eHealth bureaucrats won't get pay hikes
TORONTO - Hundreds of eHealth Ontario bureaucrats will no longer receive bonuses and merit pay this year after the agency came under fire for planned increases at a time when the government promised a two-year wage freeze for public sector workers.
eHealth CEO Greg Reed said the bonuses were meant to reward the progress made in turning around the scandal-plagued agency, which was criticized in 2009 for spending $1 billion trying to develop electronic health records with little to show for it.
But when "placed in the context of the hard work eHealth Ontario still has to do in overcoming past challenges, and in light of the pressing financial circumstances that all Ontarians face, it is clear that this decision needs to be revisited," he said on Friday.
Employees will no longer receive merit increases and performance-linked incentives, said Reed, who also turned down his own bonus.
"There's been a real culture shift at eHealth Ontario under the new leadership and I think this decision demonstrates that new culture," said Health Minister Deb Matthews, who earlier this week was rebuked for failing to stop a promised 1.9 per cent merit raise and bonuses of 7.8 per cent.
Matthews said Wednesday she was disappointed to hear about the raises and asked Reed to take a closer look at the plan. But because the wage restraint rules have no force in law, the health minister didn't order eHealth to rescind the merit pay and bonuses, since they are allowed under the rules.
Matthews would not say Friday whether there were similar increases at other agencies that should be revisited, but hinted they may want to follow eHealth's lead.
"This decision is one that other agencies are probably paying close attention to, and I want to applaud eHealth for coming to this decision," Matthews said in an interview.
Opposition parties had demanded the Liberal government put a stop to the hikes, saying it was unfair to freeze pay for front-line health-care workers like nurses while giving eHealth bureaucrats raises.

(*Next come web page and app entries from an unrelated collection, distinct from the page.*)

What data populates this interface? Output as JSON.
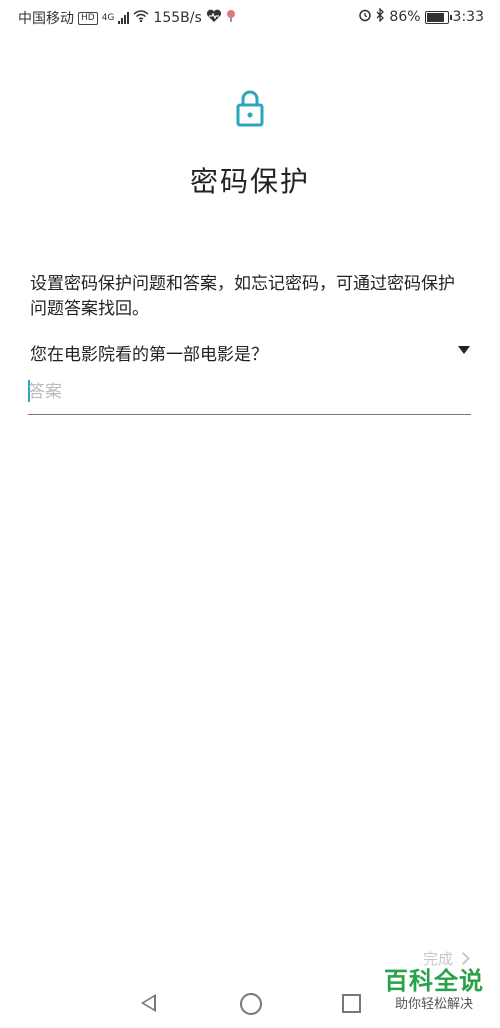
{
  "status_bar": {
    "carrier": "中国移动",
    "hd": "HD",
    "network": "4G",
    "speed": "155B/s",
    "battery_text": "86%",
    "battery_level": 0.86,
    "time": "3:33"
  },
  "page": {
    "title": "密码保护",
    "description": "设置密码保护问题和答案，如忘记密码，可通过密码保护问题答案找回。",
    "question": "您在电影院看的第一部电影是？",
    "answer_placeholder": "答案",
    "answer_value": "",
    "done_label": "完成"
  },
  "watermark": {
    "title": "百科全说",
    "subtitle": "助你轻松解决"
  },
  "colors": {
    "accent": "#2aa7b8",
    "watermark": "#2aa04b"
  }
}
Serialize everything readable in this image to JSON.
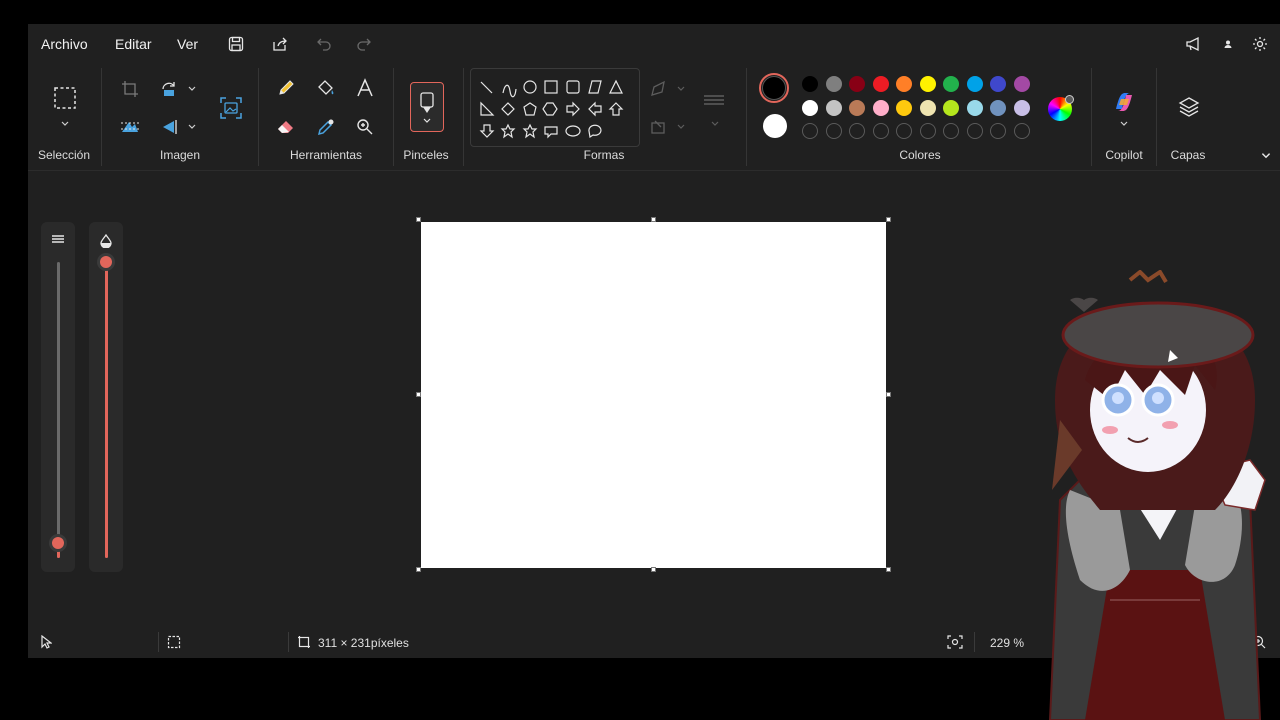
{
  "menu": {
    "archivo": "Archivo",
    "editar": "Editar",
    "ver": "Ver"
  },
  "toolbar_icons": [
    "save-icon",
    "share-icon",
    "undo-icon",
    "redo-icon",
    "megaphone-icon",
    "account-icon",
    "settings-icon"
  ],
  "groups": {
    "seleccion": "Selección",
    "imagen": "Imagen",
    "herramientas": "Herramientas",
    "pinceles": "Pinceles",
    "formas": "Formas",
    "colores": "Colores",
    "copilot": "Copilot",
    "capas": "Capas"
  },
  "colors": {
    "primary": "#000000",
    "secondary": "#ffffff",
    "palette_row1": [
      "#000000",
      "#7f7f7f",
      "#880015",
      "#ed1c24",
      "#ff7f27",
      "#fff200",
      "#22b14c",
      "#00a2e8",
      "#3f48cc",
      "#a349a4"
    ],
    "palette_row2": [
      "#ffffff",
      "#c3c3c3",
      "#b97a57",
      "#ffaec9",
      "#ffc90e",
      "#efe4b0",
      "#b5e61d",
      "#99d9ea",
      "#7092be",
      "#c8bfe7"
    ],
    "accent_slider": "#e2665b"
  },
  "sliders": {
    "size_level": 0.05,
    "opacity_level": 1.0
  },
  "status": {
    "canvas_size": "311 × 231píxeles",
    "zoom": "229 %"
  }
}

New Democrat Peter Kormos said Premier Dalton McGuinty should have made sure the hikes weren't promised in the first place, instead of taking them away "after he was caught lying to the people of Ontario."
"One can imagine the incredible diminishment of morale among eHealth staff, because notwithstanding that they have considerable salaries, this is still a horrible thing to do to them," Kormos said.
"But the fact that McGuinty authorized these bonuses in the first place should be shocking to most Ontarians."
Other agencies should also be scrutinized, Kormos added.
"You can bet your boots that there's going to be surprises emerging from any number of sectors in the broader public sector," he said.
Progressive Conservative Lisa MacLeod called the raises "insulting" for hard-working families, also suggesting the governing Liberals had moved to put a stop to the hikes only because they got caught.
"It doesn't surprise me given that Dalton McGuinty has backtracked on a number of his commitments for public sector wage freeze," said MacLeod.
The Liberals' wage freeze, proposed in last year's budget, didn't include enabling legislation, and as a result, the government has had trouble keeping increases in check. Arbitrators have mostly ignored the freeze and kept awarding pay hikes, while several police forces and the Ontario Public Service Employees Union have also been given hikes by the province.
eHealth has been causing the Liberals headaches since David Caplan was forced to resign as health minister in 2009, when it was discovered that millions of dollars given to consultants with ties to the Liberal government in the form of untendered contracts. There had also been abuses of expense accounts at the agency.
Last month, the government was put on the defensive once again for burying former deputy health minister Ron Sapsford's $762,000 salary in a Hamilton hospital's budget.
Sapsford received the payment last year, while former eHealth boss Sarah Kramer, who was fired in 2009, also made the 2010 sunshine list at $107,000.